Welcome to the Jungle as Susan Omand runs out of superlatives to describe the comic strip collection Tarzan and the Lost Tribes from Titan Books...

I guess I must have been a bit of a tomboy as a kid. I had a cartie made out of a wooden crate on pram wheels, a den built out of branches in the wood behind the croft we lived on and a rope swing in a big tree that hung out over a gully, which required the obligatory Tarzan call every time I played on it. I loved the Tarzan stories. From the TV re-runs of the classic Johnny Weissmuller films to the 1970’s cartoon series to the glorious words of the original books, I was a fan. And that adoration for all things Greystoke hasn’t diminished as I’ve gotten older (but no wiser) and not just because Christopher Lambert was in the 1984 film and Alexander SkarsgĂ„rd was the lead in last year’s outing for the Lord of the Jungle (my excuse and I’m sticking to it). So I was very surprised that there was something Tarzan related that I knew nothing about when I got the chance to read Tarzan and the Lost Tribes thanks to Titan Books.

This is a collection of three newspaper adventures by the artist Burne Hogarth, first published in Sunday papers as comic strips between December 1947 and October 1949. And they are BRILLIANT! This really is the Tarzan of my childhood. The stories, co-written by Hogarth and his script collaborator Rob Thompson, are the Tarzan of Rice Burroughs’ books, intelligent and well-spoken, not the “me Tarzan, you Jane” Tarzan often portrayed. And the three tales in the book are all action Boy’s Own style excitement with “great white hunter” bad guys as well as natives and Jungle beasts for Tarzan and Jane to contend with. Yes, I need to mention Jane because she is not the helpless damsel in distress that you might expect (even though she gets kidnapped in the first one) and she can certainly hold her own in a fight. And I really like the way the stories are laid out, not relying on the usual speech-bubble communication vehicles of modern comics – these are more like lavishly illustrated narratives, with the story divided into the panels.
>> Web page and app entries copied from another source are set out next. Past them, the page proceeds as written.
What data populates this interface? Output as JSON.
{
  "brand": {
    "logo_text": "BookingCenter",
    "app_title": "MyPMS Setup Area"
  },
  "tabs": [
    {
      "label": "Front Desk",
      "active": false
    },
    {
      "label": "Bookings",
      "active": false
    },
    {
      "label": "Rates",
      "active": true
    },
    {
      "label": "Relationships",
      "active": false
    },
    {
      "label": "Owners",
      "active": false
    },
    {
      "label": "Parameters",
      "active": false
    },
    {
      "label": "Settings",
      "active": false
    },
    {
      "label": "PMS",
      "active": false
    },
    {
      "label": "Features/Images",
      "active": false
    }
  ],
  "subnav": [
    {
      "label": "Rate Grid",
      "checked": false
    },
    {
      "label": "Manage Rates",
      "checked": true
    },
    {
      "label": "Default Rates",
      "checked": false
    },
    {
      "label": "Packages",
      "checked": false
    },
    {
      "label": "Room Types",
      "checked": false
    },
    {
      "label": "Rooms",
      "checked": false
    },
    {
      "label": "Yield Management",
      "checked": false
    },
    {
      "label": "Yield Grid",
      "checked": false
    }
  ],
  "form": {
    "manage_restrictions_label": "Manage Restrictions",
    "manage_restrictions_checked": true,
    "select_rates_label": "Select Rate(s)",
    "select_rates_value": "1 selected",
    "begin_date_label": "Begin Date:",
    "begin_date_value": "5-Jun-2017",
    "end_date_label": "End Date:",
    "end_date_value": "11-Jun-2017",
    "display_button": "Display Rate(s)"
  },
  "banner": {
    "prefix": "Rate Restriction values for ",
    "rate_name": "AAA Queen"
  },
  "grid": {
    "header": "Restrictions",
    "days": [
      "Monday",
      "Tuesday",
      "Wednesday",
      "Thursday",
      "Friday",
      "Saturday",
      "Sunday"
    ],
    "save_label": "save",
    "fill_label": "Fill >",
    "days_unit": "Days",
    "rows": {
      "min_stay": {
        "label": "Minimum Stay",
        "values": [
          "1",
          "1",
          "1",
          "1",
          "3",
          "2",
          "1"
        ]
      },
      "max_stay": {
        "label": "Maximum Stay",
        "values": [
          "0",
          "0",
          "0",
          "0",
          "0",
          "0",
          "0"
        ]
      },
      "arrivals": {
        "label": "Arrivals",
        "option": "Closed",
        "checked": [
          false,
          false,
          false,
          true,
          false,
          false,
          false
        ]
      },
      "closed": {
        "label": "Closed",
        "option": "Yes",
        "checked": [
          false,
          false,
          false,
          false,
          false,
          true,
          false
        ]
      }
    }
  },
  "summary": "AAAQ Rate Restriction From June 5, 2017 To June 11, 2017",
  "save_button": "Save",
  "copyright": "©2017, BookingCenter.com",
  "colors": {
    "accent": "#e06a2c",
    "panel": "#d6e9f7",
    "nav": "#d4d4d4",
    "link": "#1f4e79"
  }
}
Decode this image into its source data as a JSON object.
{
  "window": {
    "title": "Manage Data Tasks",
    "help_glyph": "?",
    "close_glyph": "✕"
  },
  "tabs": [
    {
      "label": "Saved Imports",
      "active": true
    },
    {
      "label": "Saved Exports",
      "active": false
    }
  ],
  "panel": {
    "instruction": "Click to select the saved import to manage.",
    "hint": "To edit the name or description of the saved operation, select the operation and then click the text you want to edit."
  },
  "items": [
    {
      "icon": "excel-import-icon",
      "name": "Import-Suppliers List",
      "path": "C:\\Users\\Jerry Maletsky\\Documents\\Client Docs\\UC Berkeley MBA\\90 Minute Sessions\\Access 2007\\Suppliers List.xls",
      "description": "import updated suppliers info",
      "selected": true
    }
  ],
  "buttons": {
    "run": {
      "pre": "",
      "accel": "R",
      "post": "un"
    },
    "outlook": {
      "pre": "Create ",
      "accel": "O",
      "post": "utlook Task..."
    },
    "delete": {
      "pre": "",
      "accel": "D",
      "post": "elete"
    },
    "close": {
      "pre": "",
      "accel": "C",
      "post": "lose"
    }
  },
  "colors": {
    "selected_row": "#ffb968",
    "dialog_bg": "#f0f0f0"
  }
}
And the illustrations really are lavish! This is the first time I’d come across the work of Burne Hogarth and it is superb. Each page is full colour and highly detailed but the thing that really stood out to me, from an art point of view, was Hogarth’s understanding of anatomy – both human and animal. There is a realism here that is often lacking in comics art and a stunning sense of movement in the musculature, especially evident in the fight scenes. I also love the fluidity of line and high contrast of shading that is almost Art Deco in appeal. You only have to look at the cover image above to see what I mean. Look at the black lines delineating the muscles and the strong stylisation of the trees in the top of the cover and the sleek shapes and amount of explosive animation in Tarzan, the tiger and in the movement lines around them in the lower part of the cover. It’s just sublime. Now take that level of art and put it on each and every panel of the three stories in this book, add in the incredibly high production quality that you always get from Titan Books, and you realise what a treasure this book is and well worth the expense.

Tarzan and the Lost Tribes is volume four of a five volume set and you can guarantee that I will be saving up to get the rest of them as these are must owns for any comics art fans as well as being outstanding stories for fans of Tarzan, Lord of the Jungle.

Image - Titan Books